• _Description of the task_: Starting at the line that contains "Parse this screenshot: output", set down each line exactly until the records end, keeping both ends and adding nothing.

• _Component data from apps and pages_:
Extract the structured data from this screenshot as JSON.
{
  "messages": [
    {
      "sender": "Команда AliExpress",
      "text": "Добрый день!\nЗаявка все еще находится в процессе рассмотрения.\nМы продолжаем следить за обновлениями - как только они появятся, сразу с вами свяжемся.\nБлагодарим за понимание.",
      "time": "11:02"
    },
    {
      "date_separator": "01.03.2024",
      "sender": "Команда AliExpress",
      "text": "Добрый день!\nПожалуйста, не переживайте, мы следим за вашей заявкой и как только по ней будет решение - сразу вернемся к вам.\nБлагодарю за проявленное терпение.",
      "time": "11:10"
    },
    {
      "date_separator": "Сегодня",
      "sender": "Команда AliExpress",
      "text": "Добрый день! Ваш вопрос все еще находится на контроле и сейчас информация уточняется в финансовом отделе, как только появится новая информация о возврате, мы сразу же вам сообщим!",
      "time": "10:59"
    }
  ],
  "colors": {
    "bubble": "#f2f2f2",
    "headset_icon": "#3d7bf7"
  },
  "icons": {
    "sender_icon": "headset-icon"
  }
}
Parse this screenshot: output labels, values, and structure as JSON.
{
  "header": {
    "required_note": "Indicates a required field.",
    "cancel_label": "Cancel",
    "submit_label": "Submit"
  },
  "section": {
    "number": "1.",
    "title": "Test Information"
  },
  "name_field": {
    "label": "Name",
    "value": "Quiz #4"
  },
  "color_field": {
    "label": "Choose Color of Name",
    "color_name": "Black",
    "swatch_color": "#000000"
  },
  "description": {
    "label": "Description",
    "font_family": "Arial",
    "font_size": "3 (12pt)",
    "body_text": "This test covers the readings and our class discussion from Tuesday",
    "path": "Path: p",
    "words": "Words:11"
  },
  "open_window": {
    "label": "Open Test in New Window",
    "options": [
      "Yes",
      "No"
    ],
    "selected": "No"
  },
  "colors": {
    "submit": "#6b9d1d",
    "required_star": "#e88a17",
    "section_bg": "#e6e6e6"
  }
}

• _Task solution_:
Parse this screenshot: output labels, values, and structure as JSON.
{
  "header": {
    "required_note": "Indicates a required field.",
    "cancel_label": "Cancel",
    "submit_label": "Submit"
  },
  "section": {
    "number": "1.",
    "title": "Test Information"
  },
  "name_field": {
    "label": "Name",
    "value": "Quiz #4"
  },
  "color_field": {
    "label": "Choose Color of Name",
    "color_name": "Black",
    "swatch_color": "#000000"
  },
  "description": {
    "label": "Description",
    "font_family": "Arial",
    "font_size": "3 (12pt)",
    "body_text": "This test covers the readings and our class discussion from Tuesday",
    "path": "Path: p",
    "words": "Words:11"
  },
  "open_window": {
    "label": "Open Test in New Window",
    "options": [
      "Yes",
      "No"
    ],
    "selected": "No"
  },
  "colors": {
    "submit": "#6b9d1d",
    "required_star": "#e88a17",
    "section_bg": "#e6e6e6"
  }
}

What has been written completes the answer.